»»

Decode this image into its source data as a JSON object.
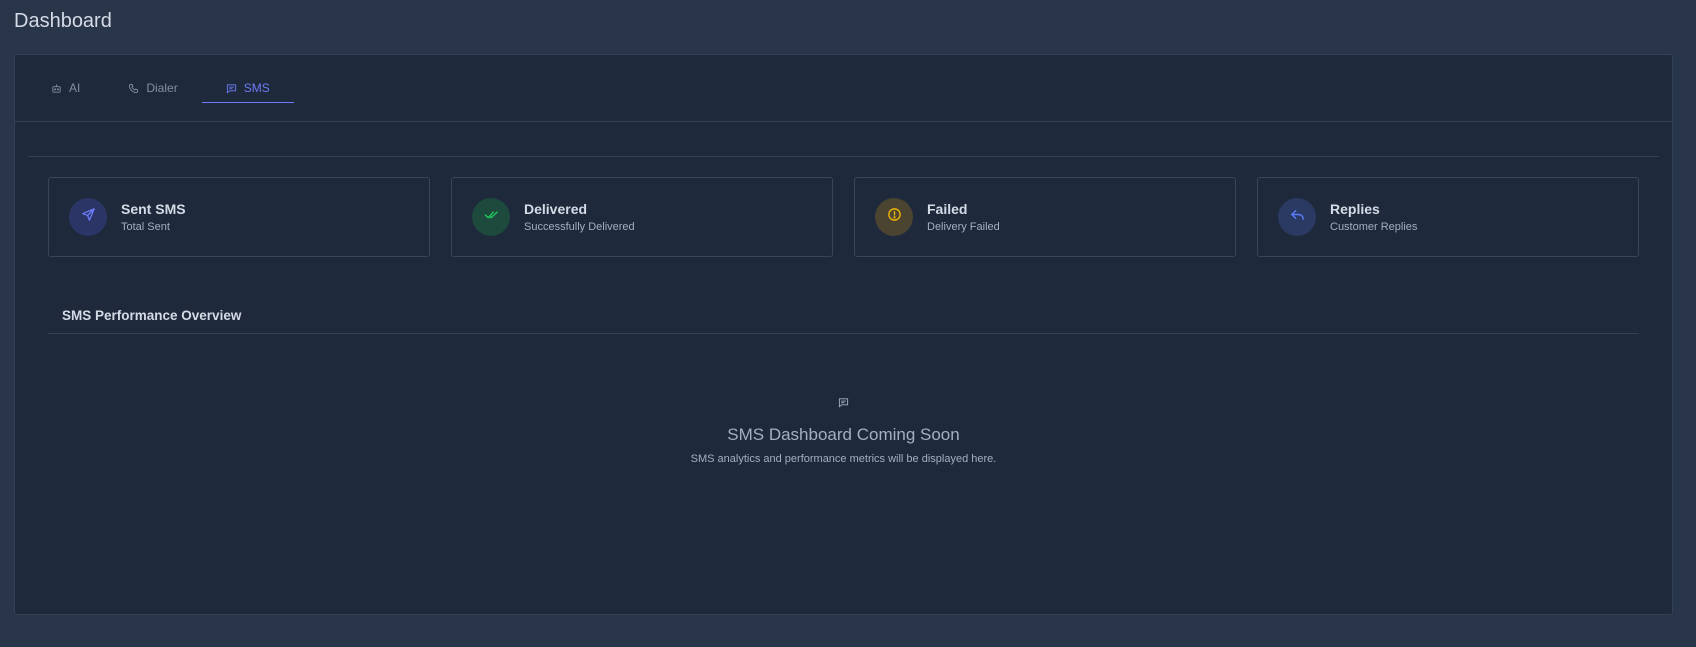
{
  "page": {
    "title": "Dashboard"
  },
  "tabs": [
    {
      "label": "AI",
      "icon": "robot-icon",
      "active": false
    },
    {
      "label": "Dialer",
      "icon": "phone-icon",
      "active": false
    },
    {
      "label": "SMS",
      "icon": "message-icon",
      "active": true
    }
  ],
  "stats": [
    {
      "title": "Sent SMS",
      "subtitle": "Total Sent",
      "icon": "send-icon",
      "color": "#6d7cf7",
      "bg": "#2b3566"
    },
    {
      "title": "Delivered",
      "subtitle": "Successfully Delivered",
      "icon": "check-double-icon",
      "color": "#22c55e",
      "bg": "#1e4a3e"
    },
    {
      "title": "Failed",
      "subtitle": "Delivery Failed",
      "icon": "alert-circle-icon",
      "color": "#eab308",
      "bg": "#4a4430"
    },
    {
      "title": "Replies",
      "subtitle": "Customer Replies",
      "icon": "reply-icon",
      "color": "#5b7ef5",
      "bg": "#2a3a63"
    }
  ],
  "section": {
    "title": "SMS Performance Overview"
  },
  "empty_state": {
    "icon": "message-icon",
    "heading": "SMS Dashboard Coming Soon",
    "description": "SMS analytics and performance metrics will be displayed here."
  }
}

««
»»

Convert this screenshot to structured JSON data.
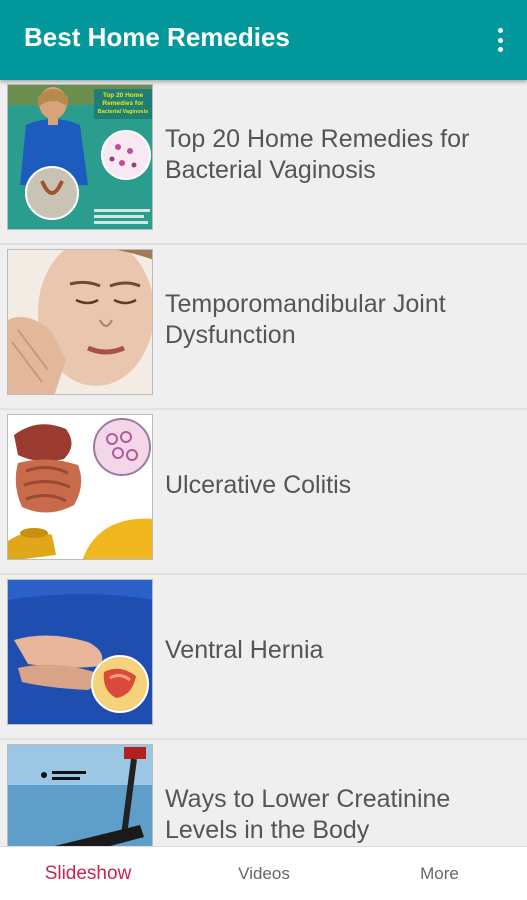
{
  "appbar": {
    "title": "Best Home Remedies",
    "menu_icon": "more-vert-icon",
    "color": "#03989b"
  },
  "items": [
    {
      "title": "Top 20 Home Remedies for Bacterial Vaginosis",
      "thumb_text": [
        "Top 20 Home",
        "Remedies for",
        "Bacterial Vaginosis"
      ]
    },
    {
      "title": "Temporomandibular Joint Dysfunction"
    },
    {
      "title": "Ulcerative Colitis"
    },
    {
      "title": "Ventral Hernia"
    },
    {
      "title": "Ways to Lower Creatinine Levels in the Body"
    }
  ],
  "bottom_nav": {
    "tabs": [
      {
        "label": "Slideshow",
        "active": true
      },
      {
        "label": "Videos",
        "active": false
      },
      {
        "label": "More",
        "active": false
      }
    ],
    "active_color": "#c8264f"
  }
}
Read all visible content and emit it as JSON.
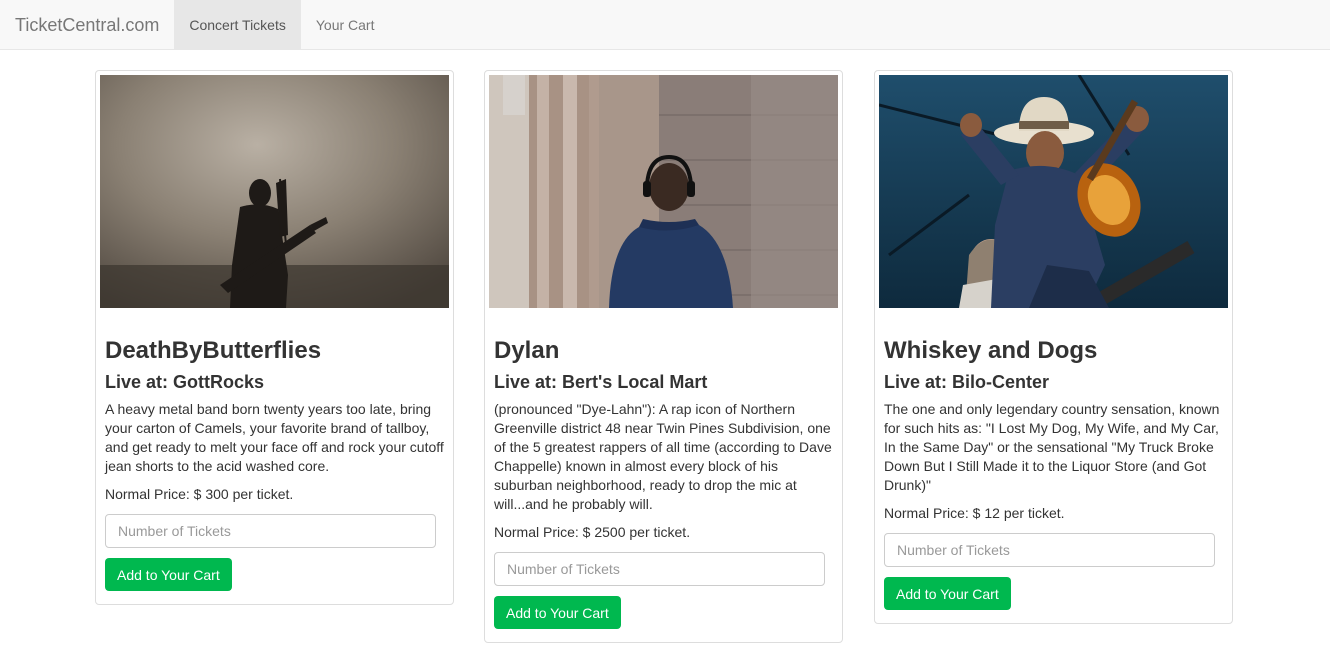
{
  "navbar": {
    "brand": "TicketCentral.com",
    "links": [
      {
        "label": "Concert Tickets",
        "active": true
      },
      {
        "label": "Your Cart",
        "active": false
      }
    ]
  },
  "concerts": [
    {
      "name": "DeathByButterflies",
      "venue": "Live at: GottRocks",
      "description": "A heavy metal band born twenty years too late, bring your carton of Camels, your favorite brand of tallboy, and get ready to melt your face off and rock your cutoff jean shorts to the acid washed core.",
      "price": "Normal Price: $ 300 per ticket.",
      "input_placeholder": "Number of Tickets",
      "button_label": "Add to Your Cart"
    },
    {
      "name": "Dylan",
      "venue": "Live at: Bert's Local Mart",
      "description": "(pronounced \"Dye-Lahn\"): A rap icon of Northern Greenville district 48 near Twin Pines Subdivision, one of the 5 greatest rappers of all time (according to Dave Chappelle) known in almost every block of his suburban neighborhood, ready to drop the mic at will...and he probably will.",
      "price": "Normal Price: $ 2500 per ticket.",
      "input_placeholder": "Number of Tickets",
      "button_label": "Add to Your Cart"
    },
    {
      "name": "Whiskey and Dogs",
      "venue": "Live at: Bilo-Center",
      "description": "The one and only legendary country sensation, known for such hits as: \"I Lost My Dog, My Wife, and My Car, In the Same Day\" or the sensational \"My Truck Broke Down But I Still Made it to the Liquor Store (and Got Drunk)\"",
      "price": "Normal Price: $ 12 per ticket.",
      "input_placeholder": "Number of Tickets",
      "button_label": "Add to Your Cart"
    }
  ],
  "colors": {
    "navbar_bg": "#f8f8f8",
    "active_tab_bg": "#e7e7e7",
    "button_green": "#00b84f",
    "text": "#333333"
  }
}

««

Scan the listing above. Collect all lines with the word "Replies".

* [Output of the exercise]:
      "title": "Replies",
      "subtitle": "Customer Replies",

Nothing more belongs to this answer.